Once the pictures are removed, restate the data below word for word.

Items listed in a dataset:

==*==

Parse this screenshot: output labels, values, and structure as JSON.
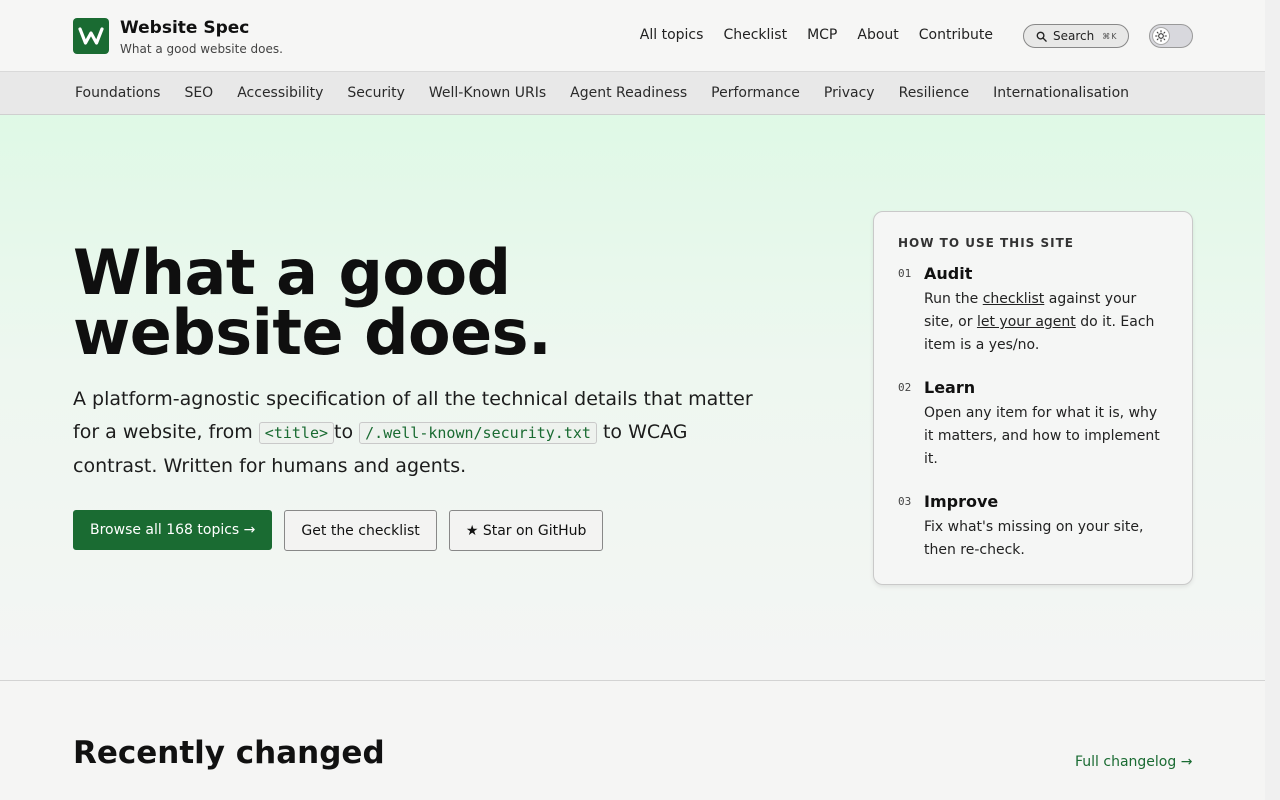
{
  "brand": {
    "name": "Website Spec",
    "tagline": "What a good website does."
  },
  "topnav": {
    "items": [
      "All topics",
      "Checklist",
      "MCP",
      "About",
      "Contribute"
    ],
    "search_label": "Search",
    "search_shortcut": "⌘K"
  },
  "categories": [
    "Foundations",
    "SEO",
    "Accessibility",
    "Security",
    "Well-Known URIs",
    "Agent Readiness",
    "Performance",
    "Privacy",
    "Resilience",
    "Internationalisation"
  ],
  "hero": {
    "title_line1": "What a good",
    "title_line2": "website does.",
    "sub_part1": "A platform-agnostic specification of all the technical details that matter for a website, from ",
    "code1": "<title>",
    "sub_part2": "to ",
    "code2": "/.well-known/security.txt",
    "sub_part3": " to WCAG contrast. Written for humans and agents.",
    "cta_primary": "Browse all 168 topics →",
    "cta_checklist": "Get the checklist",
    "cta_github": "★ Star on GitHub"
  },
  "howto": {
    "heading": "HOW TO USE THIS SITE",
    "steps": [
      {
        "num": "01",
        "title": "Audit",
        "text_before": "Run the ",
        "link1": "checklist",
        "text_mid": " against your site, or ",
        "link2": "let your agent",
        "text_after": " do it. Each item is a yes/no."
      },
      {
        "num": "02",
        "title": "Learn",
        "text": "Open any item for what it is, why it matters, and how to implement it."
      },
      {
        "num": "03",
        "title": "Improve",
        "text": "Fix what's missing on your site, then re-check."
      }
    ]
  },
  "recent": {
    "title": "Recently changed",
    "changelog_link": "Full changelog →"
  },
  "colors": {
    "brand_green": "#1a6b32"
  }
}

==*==

**Exercise answer**.
Parse this screenshot: output labels, values, and structure as JSON.
{
  "brand": {
    "name": "Website Spec",
    "tagline": "What a good website does."
  },
  "topnav": {
    "items": [
      "All topics",
      "Checklist",
      "MCP",
      "About",
      "Contribute"
    ],
    "search_label": "Search",
    "search_shortcut": "⌘K"
  },
  "categories": [
    "Foundations",
    "SEO",
    "Accessibility",
    "Security",
    "Well-Known URIs",
    "Agent Readiness",
    "Performance",
    "Privacy",
    "Resilience",
    "Internationalisation"
  ],
  "hero": {
    "title_line1": "What a good",
    "title_line2": "website does.",
    "sub_part1": "A platform-agnostic specification of all the technical details that matter for a website, from ",
    "code1": "<title>",
    "sub_part2": "to ",
    "code2": "/.well-known/security.txt",
    "sub_part3": " to WCAG contrast. Written for humans and agents.",
    "cta_primary": "Browse all 168 topics →",
    "cta_checklist": "Get the checklist",
    "cta_github": "★ Star on GitHub"
  },
  "howto": {
    "heading": "HOW TO USE THIS SITE",
    "steps": [
      {
        "num": "01",
        "title": "Audit",
        "text_before": "Run the ",
        "link1": "checklist",
        "text_mid": " against your site, or ",
        "link2": "let your agent",
        "text_after": " do it. Each item is a yes/no."
      },
      {
        "num": "02",
        "title": "Learn",
        "text": "Open any item for what it is, why it matters, and how to implement it."
      },
      {
        "num": "03",
        "title": "Improve",
        "text": "Fix what's missing on your site, then re-check."
      }
    ]
  },
  "recent": {
    "title": "Recently changed",
    "changelog_link": "Full changelog →"
  },
  "colors": {
    "brand_green": "#1a6b32"
  }
}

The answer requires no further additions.